(From another article:)
MPs on the Commons public accounts committee (PAC) said the BBC and its former director general, Mark Thompson, gave evidence to parliament in 2011 that "just wasn't true".Here's an excerpt from Hewlett's piece:
The loss by the BBC of close to £100m of licence payers' cash on account of its ill-fated "Digital Media Initiative" (DMI) has so far been somewhat under-reported – as BBC scandals go, that is. But the loss of what roughly amounts to Radio 4's annual budget or 100 hours of top-end TV drama or 700,000 licence fees has implications that could extend well beyond the current embarrassment of the Trust and the Executive occasioned by the abandonment of the flagship project.Read the full article here.
Of course the BBC is not the only big organisation to have lost a fortune – not to mention a decent topping of public credibility -because of a big failed IT project. But when you look back at the course of events surrounding DMI, lots of very serious – and, in the runup to a new Royal Charter, politically significant – questions arise.
The BBC has been in a long-running battle with the National Audit Office (NAO) fearing, rightly, a potential threat to the BBC's independence bordering on direct political interference via the back door. It's all very well for the NAO to scrutinise the BBC's books to ensure efficiency and good stewardship. But when financial and editorial matters become entwined – which in the BBC's case they do most of the time – the NAO's view of good public value, and more troubling still those of the body to which the NAO reports, the Public Accounts Committee (PAC) of the House of Commons, brings that threat of political interference to life.

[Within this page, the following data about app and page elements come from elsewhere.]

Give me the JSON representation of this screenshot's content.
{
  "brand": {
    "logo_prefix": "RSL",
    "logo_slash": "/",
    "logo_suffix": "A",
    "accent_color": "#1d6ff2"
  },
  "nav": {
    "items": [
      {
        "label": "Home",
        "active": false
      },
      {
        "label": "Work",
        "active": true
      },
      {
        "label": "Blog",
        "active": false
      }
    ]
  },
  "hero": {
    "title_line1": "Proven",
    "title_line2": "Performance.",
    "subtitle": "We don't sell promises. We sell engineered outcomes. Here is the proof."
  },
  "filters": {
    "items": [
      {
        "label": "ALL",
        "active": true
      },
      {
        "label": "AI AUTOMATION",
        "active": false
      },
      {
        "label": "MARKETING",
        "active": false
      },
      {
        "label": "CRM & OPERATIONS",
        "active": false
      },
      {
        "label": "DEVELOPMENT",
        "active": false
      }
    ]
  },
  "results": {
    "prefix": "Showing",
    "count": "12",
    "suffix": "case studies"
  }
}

The problem with the collapse of DMI is that it looks for all the world like plain bad management compounded by a failure of oversight by the BBC Trust, and as such opens a flank to attack by some on the PAC who want nothing more than to muscle in on the BBC's decision-making processes.